**Assigned task**.
Without altering anything, repeat each of the records.
*** Records shown Section Begins ***
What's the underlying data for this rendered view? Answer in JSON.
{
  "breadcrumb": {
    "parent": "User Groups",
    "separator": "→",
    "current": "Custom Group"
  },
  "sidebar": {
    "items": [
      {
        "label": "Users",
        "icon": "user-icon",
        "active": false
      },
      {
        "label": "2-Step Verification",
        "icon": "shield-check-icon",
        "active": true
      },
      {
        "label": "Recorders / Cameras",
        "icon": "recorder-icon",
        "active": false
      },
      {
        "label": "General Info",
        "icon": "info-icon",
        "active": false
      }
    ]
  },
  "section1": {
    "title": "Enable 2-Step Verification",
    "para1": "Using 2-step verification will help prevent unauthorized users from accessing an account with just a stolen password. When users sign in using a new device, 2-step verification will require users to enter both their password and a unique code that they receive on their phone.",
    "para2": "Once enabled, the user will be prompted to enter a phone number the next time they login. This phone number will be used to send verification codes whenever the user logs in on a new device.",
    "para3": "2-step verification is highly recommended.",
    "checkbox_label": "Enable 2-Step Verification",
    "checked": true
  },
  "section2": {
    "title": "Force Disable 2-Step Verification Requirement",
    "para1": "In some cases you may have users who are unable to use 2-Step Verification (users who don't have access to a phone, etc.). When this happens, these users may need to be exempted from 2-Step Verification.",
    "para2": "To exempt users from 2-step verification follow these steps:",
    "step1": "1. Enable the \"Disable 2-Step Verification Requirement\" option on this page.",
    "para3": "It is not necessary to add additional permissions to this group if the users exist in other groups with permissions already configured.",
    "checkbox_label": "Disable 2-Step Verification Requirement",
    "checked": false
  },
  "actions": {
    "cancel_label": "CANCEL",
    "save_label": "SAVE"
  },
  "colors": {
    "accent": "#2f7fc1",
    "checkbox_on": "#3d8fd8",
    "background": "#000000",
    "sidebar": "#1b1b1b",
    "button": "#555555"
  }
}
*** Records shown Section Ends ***
**Answer for the task**.
What's the underlying data for this rendered view? Answer in JSON.
{
  "breadcrumb": {
    "parent": "User Groups",
    "separator": "→",
    "current": "Custom Group"
  },
  "sidebar": {
    "items": [
      {
        "label": "Users",
        "icon": "user-icon",
        "active": false
      },
      {
        "label": "2-Step Verification",
        "icon": "shield-check-icon",
        "active": true
      },
      {
        "label": "Recorders / Cameras",
        "icon": "recorder-icon",
        "active": false
      },
      {
        "label": "General Info",
        "icon": "info-icon",
        "active": false
      }
    ]
  },
  "section1": {
    "title": "Enable 2-Step Verification",
    "para1": "Using 2-step verification will help prevent unauthorized users from accessing an account with just a stolen password. When users sign in using a new device, 2-step verification will require users to enter both their password and a unique code that they receive on their phone.",
    "para2": "Once enabled, the user will be prompted to enter a phone number the next time they login. This phone number will be used to send verification codes whenever the user logs in on a new device.",
    "para3": "2-step verification is highly recommended.",
    "checkbox_label": "Enable 2-Step Verification",
    "checked": true
  },
  "section2": {
    "title": "Force Disable 2-Step Verification Requirement",
    "para1": "In some cases you may have users who are unable to use 2-Step Verification (users who don't have access to a phone, etc.). When this happens, these users may need to be exempted from 2-Step Verification.",
    "para2": "To exempt users from 2-step verification follow these steps:",
    "step1": "1. Enable the \"Disable 2-Step Verification Requirement\" option on this page.",
    "para3": "It is not necessary to add additional permissions to this group if the users exist in other groups with permissions already configured.",
    "checkbox_label": "Disable 2-Step Verification Requirement",
    "checked": false
  },
  "actions": {
    "cancel_label": "CANCEL",
    "save_label": "SAVE"
  },
  "colors": {
    "accent": "#2f7fc1",
    "checkbox_on": "#3d8fd8",
    "background": "#000000",
    "sidebar": "#1b1b1b",
    "button": "#555555"
  }
}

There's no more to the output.